- Task goal: Copy the records exactly, leaving out every picture.

::::

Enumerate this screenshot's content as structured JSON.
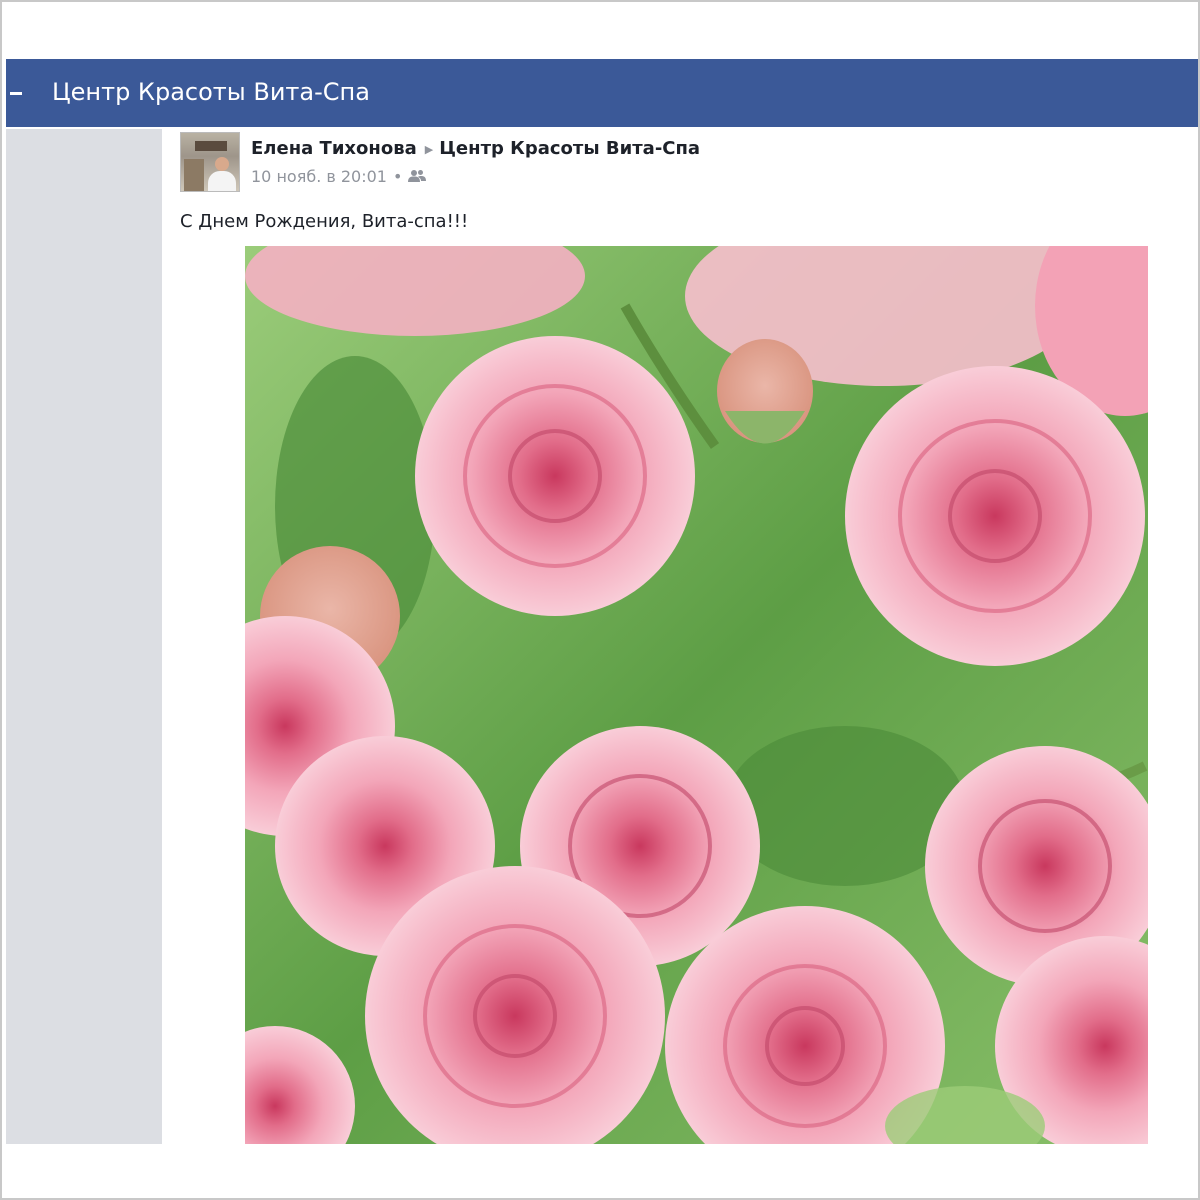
{
  "header": {
    "title": "Центр Красоты Вита-Спа"
  },
  "post": {
    "author": "Елена Тихонова",
    "target": "Центр Красоты Вита-Спа",
    "timestamp": "10 нояб. в 20:01",
    "privacy_icon": "friends-icon",
    "message": "С Днем Рождения, Вита-спа!!!",
    "photo": {
      "subject": "pink-roses-icon"
    }
  },
  "colors": {
    "header_bg": "#3b5998",
    "sidebar_bg": "#dcdee3",
    "rose_pink": "#f2a0b4",
    "leaf_green": "#5fa048"
  }
}
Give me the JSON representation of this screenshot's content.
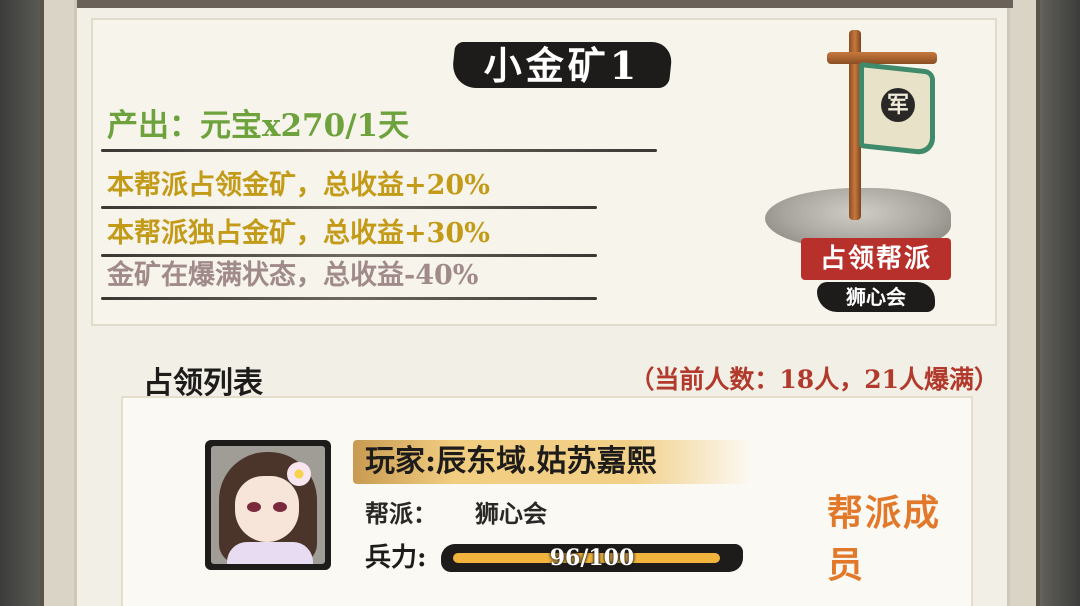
{
  "mine": {
    "title": "小金矿1",
    "output": "产出：元宝x270/1天",
    "bonuses": [
      {
        "text": "本帮派占领金矿，总收益+20%",
        "color": "#c39b18"
      },
      {
        "text": "本帮派独占金矿，总收益+30%",
        "color": "#c39b18"
      },
      {
        "text": "金矿在爆满状态，总收益-40%",
        "color": "#a08a8a"
      }
    ],
    "flag_glyph": "军",
    "occupy_label": "占领帮派",
    "occupying_guild": "狮心会"
  },
  "occupation_list": {
    "title": "占领列表",
    "count_text": "（当前人数：18人，21人爆满）"
  },
  "member": {
    "avatar_icon": "character-portrait",
    "player_name": "玩家:辰东域.姑苏嘉熙",
    "guild_label": "帮派：",
    "guild_value": "狮心会",
    "power_label": "兵力:",
    "power_text": "96/100",
    "power_current": 96,
    "power_max": 100,
    "role": "帮派成员"
  },
  "colors": {
    "output_green": "#6da23c",
    "bonus_gold": "#c39b18",
    "penalty_grey": "#a08a8a",
    "banner_red": "#b8302b",
    "role_orange": "#e2782a",
    "power_fill": "#f2b43c"
  }
}
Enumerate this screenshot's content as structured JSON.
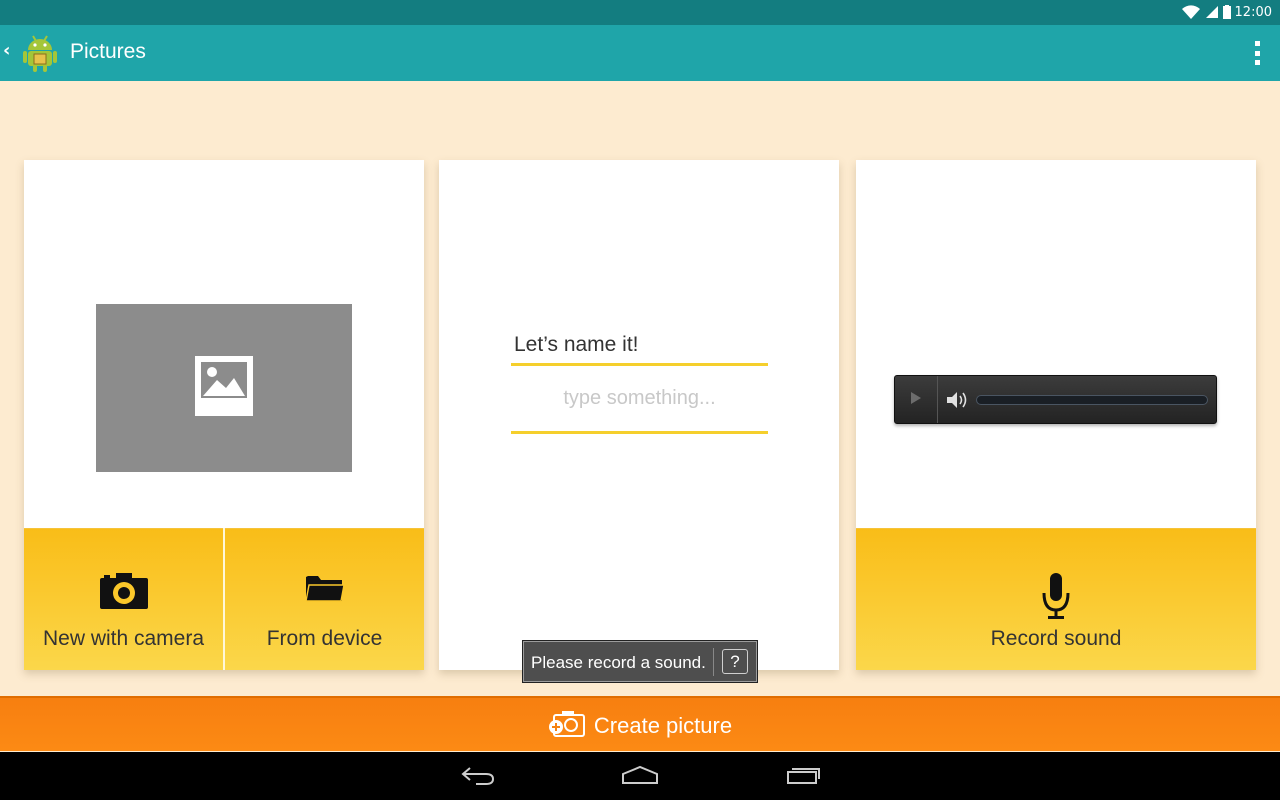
{
  "status_bar": {
    "time": "12:00",
    "icons": [
      "wifi-icon",
      "signal-icon",
      "battery-icon"
    ]
  },
  "action_bar": {
    "title": "Pictures",
    "icons": [
      "back-chevron-icon",
      "app-logo-icon",
      "overflow-menu-icon"
    ]
  },
  "image_card": {
    "placeholder_icon": "image-placeholder-icon",
    "buttons": [
      {
        "label": "New with camera",
        "icon": "camera-icon"
      },
      {
        "label": "From device",
        "icon": "folder-icon"
      }
    ]
  },
  "name_card": {
    "label": "Let’s name it!",
    "input_value": "",
    "input_placeholder": "type something..."
  },
  "sound_card": {
    "player_icons": [
      "play-icon",
      "volume-icon"
    ],
    "progress": 0,
    "button": {
      "label": "Record sound",
      "icon": "microphone-icon"
    }
  },
  "toast": {
    "text": "Please record a sound.",
    "help": "?"
  },
  "create_button": {
    "label": "Create picture",
    "icon": "create-picture-icon"
  },
  "nav_bar": {
    "icons": [
      "back-icon",
      "home-icon",
      "recent-apps-icon"
    ]
  },
  "colors": {
    "status_bar": "#137d80",
    "action_bar": "#1fa5a9",
    "background": "#fdebd0",
    "yellow_button": "#fbc82a",
    "underline": "#f5cf2c",
    "create_bar": "#f7820f"
  }
}
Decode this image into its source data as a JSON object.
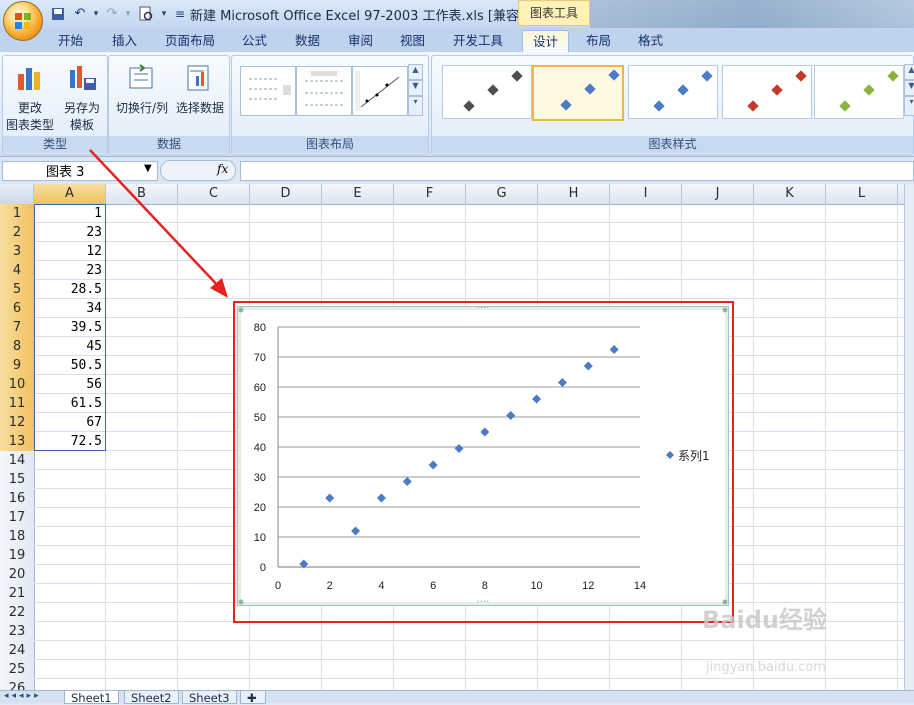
{
  "titlebar": {
    "document_title": "新建 Microsoft Office Excel 97-2003 工作表.xls  [兼容...",
    "context_tab_title": "图表工具",
    "quick_access": [
      "save-icon",
      "undo-icon",
      "redo-icon",
      "print-preview-icon",
      "customize-icon"
    ]
  },
  "ribbon_tabs": [
    {
      "label": "开始"
    },
    {
      "label": "插入"
    },
    {
      "label": "页面布局"
    },
    {
      "label": "公式"
    },
    {
      "label": "数据"
    },
    {
      "label": "审阅"
    },
    {
      "label": "视图"
    },
    {
      "label": "开发工具"
    },
    {
      "label": "设计"
    },
    {
      "label": "布局"
    },
    {
      "label": "格式"
    }
  ],
  "ribbon": {
    "group_type": {
      "label": "类型",
      "change_type_line1": "更改",
      "change_type_line2": "图表类型",
      "save_template_line1": "另存为",
      "save_template_line2": "模板"
    },
    "group_data": {
      "label": "数据",
      "switch_row_col": "切换行/列",
      "select_data": "选择数据"
    },
    "group_layout": {
      "label": "图表布局"
    },
    "group_styles": {
      "label": "图表样式",
      "style_colors": [
        "#4f4f4f",
        "#4a7bc4",
        "#4a7bc4",
        "#c0392b",
        "#8ab43f"
      ]
    }
  },
  "formula_bar": {
    "name_box": "图表 3",
    "fx_label": "fx",
    "formula": ""
  },
  "sheet": {
    "columns": [
      "A",
      "B",
      "C",
      "D",
      "E",
      "F",
      "G",
      "H",
      "I",
      "J",
      "K",
      "L"
    ],
    "rows": [
      "1",
      "2",
      "3",
      "4",
      "5",
      "6",
      "7",
      "8",
      "9",
      "10",
      "11",
      "12",
      "13",
      "14",
      "15",
      "16",
      "17",
      "18",
      "19",
      "20",
      "21",
      "22",
      "23",
      "24",
      "25",
      "26"
    ],
    "column_a_values": [
      "1",
      "23",
      "12",
      "23",
      "28.5",
      "34",
      "39.5",
      "45",
      "50.5",
      "56",
      "61.5",
      "67",
      "72.5"
    ]
  },
  "chart_data": {
    "type": "scatter",
    "series": [
      {
        "name": "系列1",
        "x": [
          1,
          2,
          3,
          4,
          5,
          6,
          7,
          8,
          9,
          10,
          11,
          12,
          13
        ],
        "y": [
          1,
          23,
          12,
          23,
          28.5,
          34,
          39.5,
          45,
          50.5,
          56,
          61.5,
          67,
          72.5
        ],
        "color": "#4a7bc4",
        "marker": "diamond"
      }
    ],
    "xlim": [
      0,
      14
    ],
    "ylim": [
      0,
      80
    ],
    "xticks": [
      0,
      2,
      4,
      6,
      8,
      10,
      12,
      14
    ],
    "yticks": [
      0,
      10,
      20,
      30,
      40,
      50,
      60,
      70,
      80
    ],
    "grid": "horizontal",
    "legend": "right",
    "title": "",
    "xlabel": "",
    "ylabel": ""
  },
  "sheet_tabs": [
    {
      "label": "Sheet1"
    },
    {
      "label": "Sheet2"
    },
    {
      "label": "Sheet3"
    }
  ],
  "watermark": {
    "main": "Baidu经验",
    "sub": "jingyan.baidu.com"
  },
  "colors": {
    "annotation_red": "#e52420",
    "series_blue": "#4a7bc4"
  }
}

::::

- Solution to this exercise:
Enumerate this screenshot's content as structured JSON.
{
  "header": {
    "title": "Центр Красоты Вита-Спа"
  },
  "post": {
    "author": "Елена Тихонова",
    "target": "Центр Красоты Вита-Спа",
    "timestamp": "10 нояб. в 20:01",
    "privacy_icon": "friends-icon",
    "message": "С Днем Рождения, Вита-спа!!!",
    "photo": {
      "subject": "pink-roses-icon"
    }
  },
  "colors": {
    "header_bg": "#3b5998",
    "sidebar_bg": "#dcdee3",
    "rose_pink": "#f2a0b4",
    "leaf_green": "#5fa048"
  }
}
Give me the JSON representation of this screenshot's content.
{
  "mine": {
    "title": "小金矿1",
    "output": "产出：元宝x270/1天",
    "bonuses": [
      {
        "text": "本帮派占领金矿，总收益+20%",
        "color": "#c39b18"
      },
      {
        "text": "本帮派独占金矿，总收益+30%",
        "color": "#c39b18"
      },
      {
        "text": "金矿在爆满状态，总收益-40%",
        "color": "#a08a8a"
      }
    ],
    "flag_glyph": "军",
    "occupy_label": "占领帮派",
    "occupying_guild": "狮心会"
  },
  "occupation_list": {
    "title": "占领列表",
    "count_text": "（当前人数：18人，21人爆满）"
  },
  "member": {
    "avatar_icon": "character-portrait",
    "player_name": "玩家:辰东域.姑苏嘉熙",
    "guild_label": "帮派：",
    "guild_value": "狮心会",
    "power_label": "兵力:",
    "power_text": "96/100",
    "power_current": 96,
    "power_max": 100,
    "role": "帮派成员"
  },
  "colors": {
    "output_green": "#6da23c",
    "bonus_gold": "#c39b18",
    "penalty_grey": "#a08a8a",
    "banner_red": "#b8302b",
    "role_orange": "#e2782a",
    "power_fill": "#f2b43c"
  }
}
Enumerate this screenshot's content as structured JSON.
{
  "status_bar": {
    "time": "12:00",
    "icons": [
      "wifi-icon",
      "signal-icon",
      "battery-icon"
    ]
  },
  "action_bar": {
    "title": "Pictures",
    "icons": [
      "back-chevron-icon",
      "app-logo-icon",
      "overflow-menu-icon"
    ]
  },
  "image_card": {
    "placeholder_icon": "image-placeholder-icon",
    "buttons": [
      {
        "label": "New with camera",
        "icon": "camera-icon"
      },
      {
        "label": "From device",
        "icon": "folder-icon"
      }
    ]
  },
  "name_card": {
    "label": "Let’s name it!",
    "input_value": "",
    "input_placeholder": "type something..."
  },
  "sound_card": {
    "player_icons": [
      "play-icon",
      "volume-icon"
    ],
    "progress": 0,
    "button": {
      "label": "Record sound",
      "icon": "microphone-icon"
    }
  },
  "toast": {
    "text": "Please record a sound.",
    "help": "?"
  },
  "create_button": {
    "label": "Create picture",
    "icon": "create-picture-icon"
  },
  "nav_bar": {
    "icons": [
      "back-icon",
      "home-icon",
      "recent-apps-icon"
    ]
  },
  "colors": {
    "status_bar": "#137d80",
    "action_bar": "#1fa5a9",
    "background": "#fdebd0",
    "yellow_button": "#fbc82a",
    "underline": "#f5cf2c",
    "create_bar": "#f7820f"
  }
}
Decode this image into its source data as a JSON object.
{
  "titlebar": {
    "document_title": "新建 Microsoft Office Excel 97-2003 工作表.xls  [兼容...",
    "context_tab_title": "图表工具",
    "quick_access": [
      "save-icon",
      "undo-icon",
      "redo-icon",
      "print-preview-icon",
      "customize-icon"
    ]
  },
  "ribbon_tabs": [
    {
      "label": "开始"
    },
    {
      "label": "插入"
    },
    {
      "label": "页面布局"
    },
    {
      "label": "公式"
    },
    {
      "label": "数据"
    },
    {
      "label": "审阅"
    },
    {
      "label": "视图"
    },
    {
      "label": "开发工具"
    },
    {
      "label": "设计"
    },
    {
      "label": "布局"
    },
    {
      "label": "格式"
    }
  ],
  "ribbon": {
    "group_type": {
      "label": "类型",
      "change_type_line1": "更改",
      "change_type_line2": "图表类型",
      "save_template_line1": "另存为",
      "save_template_line2": "模板"
    },
    "group_data": {
      "label": "数据",
      "switch_row_col": "切换行/列",
      "select_data": "选择数据"
    },
    "group_layout": {
      "label": "图表布局"
    },
    "group_styles": {
      "label": "图表样式",
      "style_colors": [
        "#4f4f4f",
        "#4a7bc4",
        "#4a7bc4",
        "#c0392b",
        "#8ab43f"
      ]
    }
  },
  "formula_bar": {
    "name_box": "图表 3",
    "fx_label": "fx",
    "formula": ""
  },
  "sheet": {
    "columns": [
      "A",
      "B",
      "C",
      "D",
      "E",
      "F",
      "G",
      "H",
      "I",
      "J",
      "K",
      "L"
    ],
    "rows": [
      "1",
      "2",
      "3",
      "4",
      "5",
      "6",
      "7",
      "8",
      "9",
      "10",
      "11",
      "12",
      "13",
      "14",
      "15",
      "16",
      "17",
      "18",
      "19",
      "20",
      "21",
      "22",
      "23",
      "24",
      "25",
      "26"
    ],
    "column_a_values": [
      "1",
      "23",
      "12",
      "23",
      "28.5",
      "34",
      "39.5",
      "45",
      "50.5",
      "56",
      "61.5",
      "67",
      "72.5"
    ]
  },
  "chart_data": {
    "type": "scatter",
    "series": [
      {
        "name": "系列1",
        "x": [
          1,
          2,
          3,
          4,
          5,
          6,
          7,
          8,
          9,
          10,
          11,
          12,
          13
        ],
        "y": [
          1,
          23,
          12,
          23,
          28.5,
          34,
          39.5,
          45,
          50.5,
          56,
          61.5,
          67,
          72.5
        ],
        "color": "#4a7bc4",
        "marker": "diamond"
      }
    ],
    "xlim": [
      0,
      14
    ],
    "ylim": [
      0,
      80
    ],
    "xticks": [
      0,
      2,
      4,
      6,
      8,
      10,
      12,
      14
    ],
    "yticks": [
      0,
      10,
      20,
      30,
      40,
      50,
      60,
      70,
      80
    ],
    "grid": "horizontal",
    "legend": "right",
    "title": "",
    "xlabel": "",
    "ylabel": ""
  },
  "sheet_tabs": [
    {
      "label": "Sheet1"
    },
    {
      "label": "Sheet2"
    },
    {
      "label": "Sheet3"
    }
  ],
  "watermark": {
    "main": "Baidu经验",
    "sub": "jingyan.baidu.com"
  },
  "colors": {
    "annotation_red": "#e52420",
    "series_blue": "#4a7bc4"
  }
}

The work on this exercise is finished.